Originally published 5/6/2010 on Momaha.com
Meal time is the most stressful time in our house. Part of it is because I am marginally qualified to be a cook. Most of it is because our children are piranhas.
As soon as I open the fridge, the children come running into the kitchen. I don’t know how they hear me open the fridge. They can’t seem to hear me when they’re standing right next to me and I’m yelling at them to clean up their room but somehow they can hear the fridge open from the basement while screaming and chasing each other.
They burst into the kitchen and begin scavenging off the counters. Raw hamburger, uncooked noodles, and unpeeled oranges all try to go into their mouths. They don’t care. They just want to eat and aren’t interested in waiting for that inconvenient cooking part.

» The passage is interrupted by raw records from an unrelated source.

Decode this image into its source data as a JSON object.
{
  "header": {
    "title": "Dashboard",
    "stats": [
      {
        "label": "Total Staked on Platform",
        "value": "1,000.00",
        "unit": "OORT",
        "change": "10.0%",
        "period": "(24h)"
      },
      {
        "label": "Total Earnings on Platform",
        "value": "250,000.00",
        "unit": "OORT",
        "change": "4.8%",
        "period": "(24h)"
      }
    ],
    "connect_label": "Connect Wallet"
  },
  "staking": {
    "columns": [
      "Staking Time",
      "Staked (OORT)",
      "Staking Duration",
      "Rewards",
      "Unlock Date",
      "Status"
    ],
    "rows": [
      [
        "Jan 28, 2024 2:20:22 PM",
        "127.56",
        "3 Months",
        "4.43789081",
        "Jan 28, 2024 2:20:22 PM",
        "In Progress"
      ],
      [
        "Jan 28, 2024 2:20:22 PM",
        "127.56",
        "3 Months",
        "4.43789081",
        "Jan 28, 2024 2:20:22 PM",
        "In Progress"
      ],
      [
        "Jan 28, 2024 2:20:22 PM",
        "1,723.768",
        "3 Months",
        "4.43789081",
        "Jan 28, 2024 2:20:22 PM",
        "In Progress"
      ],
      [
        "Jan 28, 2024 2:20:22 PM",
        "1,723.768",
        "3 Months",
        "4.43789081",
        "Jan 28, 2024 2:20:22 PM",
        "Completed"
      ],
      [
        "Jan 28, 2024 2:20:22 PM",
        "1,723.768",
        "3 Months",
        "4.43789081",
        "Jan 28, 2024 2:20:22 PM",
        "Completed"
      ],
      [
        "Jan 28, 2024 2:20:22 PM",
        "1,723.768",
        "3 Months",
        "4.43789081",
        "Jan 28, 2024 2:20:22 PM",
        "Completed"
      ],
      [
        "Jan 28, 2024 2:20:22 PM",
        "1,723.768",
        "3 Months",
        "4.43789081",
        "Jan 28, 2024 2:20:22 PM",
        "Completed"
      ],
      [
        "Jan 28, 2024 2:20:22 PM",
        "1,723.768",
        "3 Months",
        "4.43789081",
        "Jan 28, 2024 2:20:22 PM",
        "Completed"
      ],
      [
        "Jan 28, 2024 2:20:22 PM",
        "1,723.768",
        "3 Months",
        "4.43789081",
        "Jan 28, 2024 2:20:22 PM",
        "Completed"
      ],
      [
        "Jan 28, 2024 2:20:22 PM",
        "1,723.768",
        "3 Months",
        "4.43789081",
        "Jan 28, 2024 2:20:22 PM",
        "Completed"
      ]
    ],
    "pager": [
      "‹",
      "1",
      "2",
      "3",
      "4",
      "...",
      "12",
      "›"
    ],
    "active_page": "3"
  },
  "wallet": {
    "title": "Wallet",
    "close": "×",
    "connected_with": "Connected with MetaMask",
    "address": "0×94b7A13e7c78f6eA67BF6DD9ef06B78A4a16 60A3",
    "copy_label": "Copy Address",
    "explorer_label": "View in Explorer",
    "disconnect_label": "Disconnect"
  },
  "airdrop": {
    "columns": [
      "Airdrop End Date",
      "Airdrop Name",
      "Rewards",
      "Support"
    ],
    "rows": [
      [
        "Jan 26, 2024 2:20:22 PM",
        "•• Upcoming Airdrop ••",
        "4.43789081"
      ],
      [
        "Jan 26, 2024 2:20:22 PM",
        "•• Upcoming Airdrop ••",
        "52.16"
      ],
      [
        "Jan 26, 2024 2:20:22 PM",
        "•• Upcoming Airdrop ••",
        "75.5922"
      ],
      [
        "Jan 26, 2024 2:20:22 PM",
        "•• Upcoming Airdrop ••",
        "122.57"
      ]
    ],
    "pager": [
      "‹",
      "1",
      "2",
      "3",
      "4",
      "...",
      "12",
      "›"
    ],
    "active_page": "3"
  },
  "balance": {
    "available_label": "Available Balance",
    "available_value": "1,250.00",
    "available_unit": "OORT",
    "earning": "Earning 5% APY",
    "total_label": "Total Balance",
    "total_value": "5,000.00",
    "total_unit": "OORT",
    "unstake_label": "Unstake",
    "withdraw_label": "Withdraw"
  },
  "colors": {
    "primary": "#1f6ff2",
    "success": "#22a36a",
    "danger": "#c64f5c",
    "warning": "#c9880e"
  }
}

After the five hundred and fifty-seventh time of telling them to wait until I COOK dinner, they simply just move to the table. I guess they figure as soon as they sit down at the table, their food will be ready. That’s what they’ve seen on Star Trek (one of my favorite shows that I have brainwashed them into enjoying). When one of the characters uses a “food replicator” the prepared food appears instantly.
Problem is, that’s NOT how it works in the 21st century! I have to brown the hamburger, boil the noodles and peel the oranges. This takes about 20 minutes.
Five minutes in they can no longer restrain themselves and now swarm in for the kill.
Chairs start being pushed up to the counters in an attempt to reach the tasty tidbits. They begin dashing at any crumb that is unfortunate enough to have fallen to the floor. The whining and complaining of feeling like they are “starving to deaf” reaches a fever pitch.
And just an hour ago they devoured a bag of pretzels!
Now these piranhas begin to smell blood in the water. They realize that all this nagging and complaining and generally just getting in the way has worn my patience thin. From experience, they know that to keep them from eating ME, I am going to have to start feeding them something.
I lob in an orange slice to each of them with the vain hope that it will satisfy them long enough for me to finish making their dinner, but, now that they have gotten a taste, they attack. “Dad can I have another orange!” I hear with increasing desperation.
There is nothing left for me to do but to continue to satisfy this feeding frenzy until dinner is finally served.
But once dinner is served a strange calm comes over them. The voraciousness of their appetites has waned and they are content to casually gnaw on their food as they talk, giggle and sing. Right before my eyes they have turned into sloths!
Finally, about 30 minutes later, they are done. They clear the table and I clean up the kitchen thankful to have survived another day in piranha-infested waters…
Until five minutes later when they beg for a snack.